“Fresh ground Sumatra, half & half poured first, coffee second, right?” Dan recited, handing Matt his first cup.  Guilt quickly set in as Matt put things in perspective. He would never want another partner or be in need of a better friend.  They were college pals from Stockton in South Jersey; MARS majors taking a surf break between classes when they met on an empty street in the north end of Atlantic City back in the late nineties.  It was a November day just like this, west wind, ebbing tide and shoulder high barrels peeling off the jetty.  Matt and Dan had arrived at the same time, racing to pull on their wetsuits, when a squad of police cars flooded onto the street, the officers jumping out, guns drawn, running toward them.  Matt and Dan faced off, reasoning the other was the cause, only to see the officers rush between them and up the stoop into the building, shots firing.  They grabbed their boards and coolly walked to the beach, like this happened every day, neither willing to show they were scared shitless.   By the time they hit the water they were the best of friends.

Back in the lab, Dan led Matt to the negative pressure hoods with several glass slides scattered about.

“I need you to check this out.  I’ve got a live culture going, but have no idea what I’m looking at.  I’m hoping you’ve seen this before.” Dan said as he ushered Matt to the scope.

“How long have you been here?” Matt asked, reluctant to surrender the warmth of the mug as he placed it onto the table; his hands were just starting to warm.

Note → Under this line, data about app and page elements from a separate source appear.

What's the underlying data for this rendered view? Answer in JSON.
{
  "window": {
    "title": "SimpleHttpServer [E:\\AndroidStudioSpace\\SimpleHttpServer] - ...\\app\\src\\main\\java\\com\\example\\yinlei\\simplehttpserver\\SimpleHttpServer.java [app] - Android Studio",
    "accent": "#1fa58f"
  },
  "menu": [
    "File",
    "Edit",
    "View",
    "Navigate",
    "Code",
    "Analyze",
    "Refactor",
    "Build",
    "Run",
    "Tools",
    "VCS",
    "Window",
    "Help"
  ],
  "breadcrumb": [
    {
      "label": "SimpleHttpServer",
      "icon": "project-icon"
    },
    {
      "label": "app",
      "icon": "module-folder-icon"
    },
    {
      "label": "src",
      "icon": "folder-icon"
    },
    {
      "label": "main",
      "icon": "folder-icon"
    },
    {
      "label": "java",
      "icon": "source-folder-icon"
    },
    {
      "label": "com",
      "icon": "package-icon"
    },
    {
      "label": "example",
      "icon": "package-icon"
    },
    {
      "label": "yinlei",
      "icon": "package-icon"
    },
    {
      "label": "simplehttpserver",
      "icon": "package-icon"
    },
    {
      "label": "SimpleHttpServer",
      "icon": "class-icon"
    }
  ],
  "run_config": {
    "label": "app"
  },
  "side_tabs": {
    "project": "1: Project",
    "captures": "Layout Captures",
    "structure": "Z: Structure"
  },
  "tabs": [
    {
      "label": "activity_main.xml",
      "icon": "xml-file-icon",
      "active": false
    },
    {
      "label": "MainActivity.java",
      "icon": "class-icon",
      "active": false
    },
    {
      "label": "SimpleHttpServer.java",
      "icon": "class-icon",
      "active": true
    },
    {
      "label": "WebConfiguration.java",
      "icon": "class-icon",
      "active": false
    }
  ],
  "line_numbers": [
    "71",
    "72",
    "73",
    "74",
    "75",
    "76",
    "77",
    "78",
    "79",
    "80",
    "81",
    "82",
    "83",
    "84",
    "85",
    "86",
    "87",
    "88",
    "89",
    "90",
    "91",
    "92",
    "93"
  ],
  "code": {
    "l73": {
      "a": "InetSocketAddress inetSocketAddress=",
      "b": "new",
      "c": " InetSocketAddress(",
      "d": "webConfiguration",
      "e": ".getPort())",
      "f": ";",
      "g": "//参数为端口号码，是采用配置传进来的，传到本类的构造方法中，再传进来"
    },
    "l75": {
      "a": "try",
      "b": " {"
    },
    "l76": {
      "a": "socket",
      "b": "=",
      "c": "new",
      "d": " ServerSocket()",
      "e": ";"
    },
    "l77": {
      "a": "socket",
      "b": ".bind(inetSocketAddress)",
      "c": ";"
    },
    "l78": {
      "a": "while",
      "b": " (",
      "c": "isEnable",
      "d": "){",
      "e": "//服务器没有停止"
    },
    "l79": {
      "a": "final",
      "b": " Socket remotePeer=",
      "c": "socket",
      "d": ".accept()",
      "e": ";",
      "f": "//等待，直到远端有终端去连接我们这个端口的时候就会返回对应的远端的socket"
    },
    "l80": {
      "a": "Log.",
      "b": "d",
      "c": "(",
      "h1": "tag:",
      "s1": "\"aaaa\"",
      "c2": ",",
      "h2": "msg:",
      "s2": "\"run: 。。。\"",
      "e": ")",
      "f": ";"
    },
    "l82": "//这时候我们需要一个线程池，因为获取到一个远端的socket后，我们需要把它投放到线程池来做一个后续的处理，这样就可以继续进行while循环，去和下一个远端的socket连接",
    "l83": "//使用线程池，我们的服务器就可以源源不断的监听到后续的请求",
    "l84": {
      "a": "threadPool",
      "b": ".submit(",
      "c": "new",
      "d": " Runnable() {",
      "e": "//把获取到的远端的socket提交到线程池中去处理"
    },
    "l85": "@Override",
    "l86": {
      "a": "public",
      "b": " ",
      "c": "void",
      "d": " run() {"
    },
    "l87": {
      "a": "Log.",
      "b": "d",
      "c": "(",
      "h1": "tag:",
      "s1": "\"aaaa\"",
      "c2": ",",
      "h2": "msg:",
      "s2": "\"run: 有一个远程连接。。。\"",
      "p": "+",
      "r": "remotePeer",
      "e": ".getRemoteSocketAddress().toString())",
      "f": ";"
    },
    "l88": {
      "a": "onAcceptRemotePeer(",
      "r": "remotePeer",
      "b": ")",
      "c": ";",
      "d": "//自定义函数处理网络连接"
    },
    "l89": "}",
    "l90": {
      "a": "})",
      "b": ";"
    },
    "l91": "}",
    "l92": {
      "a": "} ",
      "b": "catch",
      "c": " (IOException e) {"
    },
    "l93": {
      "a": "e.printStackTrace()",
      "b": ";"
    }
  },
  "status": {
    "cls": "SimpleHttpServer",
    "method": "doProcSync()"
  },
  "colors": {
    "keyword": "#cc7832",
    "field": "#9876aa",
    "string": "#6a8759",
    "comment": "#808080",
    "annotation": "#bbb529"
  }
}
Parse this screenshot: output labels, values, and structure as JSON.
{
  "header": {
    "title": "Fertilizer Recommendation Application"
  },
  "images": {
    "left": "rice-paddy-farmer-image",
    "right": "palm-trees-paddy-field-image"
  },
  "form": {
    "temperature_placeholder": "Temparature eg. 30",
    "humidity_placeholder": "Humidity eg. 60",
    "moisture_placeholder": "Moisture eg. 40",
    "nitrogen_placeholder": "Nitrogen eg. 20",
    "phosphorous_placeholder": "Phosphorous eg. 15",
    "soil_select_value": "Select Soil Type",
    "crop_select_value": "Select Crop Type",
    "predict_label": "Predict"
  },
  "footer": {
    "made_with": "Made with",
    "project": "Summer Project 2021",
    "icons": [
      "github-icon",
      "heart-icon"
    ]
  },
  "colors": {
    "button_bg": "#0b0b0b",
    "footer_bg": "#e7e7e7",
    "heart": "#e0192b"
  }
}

“Oh, I don’t know, Saturday morning?” Dan responded, not sure himself.  All Matt could do was gesture with a nod and peer into the eyepiece.  He was confused by what lay before him.  Highly magnified were parallel rows of crystalline structures, resembling marine plankton.  Unlike plankton, these intricate structures were replicating with agility and no sign of mitosis; the way a 3-D printer forms something, layer by layer. Lifting away from the eyepiece, Matt looked at the magnification setting.  The structures were just under 1 mm wide. He returned to the scope and observed the elongated horns of the crystals locked into one another like an Escher drawing. There was a latticework of filaments weaving through the hollow cavities, as if they were nerves passing through vertebra. Matt pulled away from the eyepiece to look at Dan.

“Dude, I have never seen anything like this?  Where did this come from and what’s the petri medium?  It looks like blood!”

Dan handed Matt a pair of gloves and a mask. “Here, put these on. And it is blood.”  That got Matt’s attention.  He led Matt to the far section of the lab and walked him through the necropsy of a pair of American Bitterns, common along the estuaries of the east coast.  They were splayed out on dissecting trays under a set of hoods.  Each bittern had a twig-like growth, attached to the base of the cranium, just below the occipital plate.  Each twig curved outward along the skull, then shot straight up, like antenna with elaborate branching, each unique.  Dan pointed out the small bladders at each bifurcation of the twigs.  He had carefully cut away one of the skulls to reveal the growth inside.  There was no mistaking that the twigs had punctured the cranial cavity, from the inside out, while a chord of tendrils had branched into specific areas of the brain.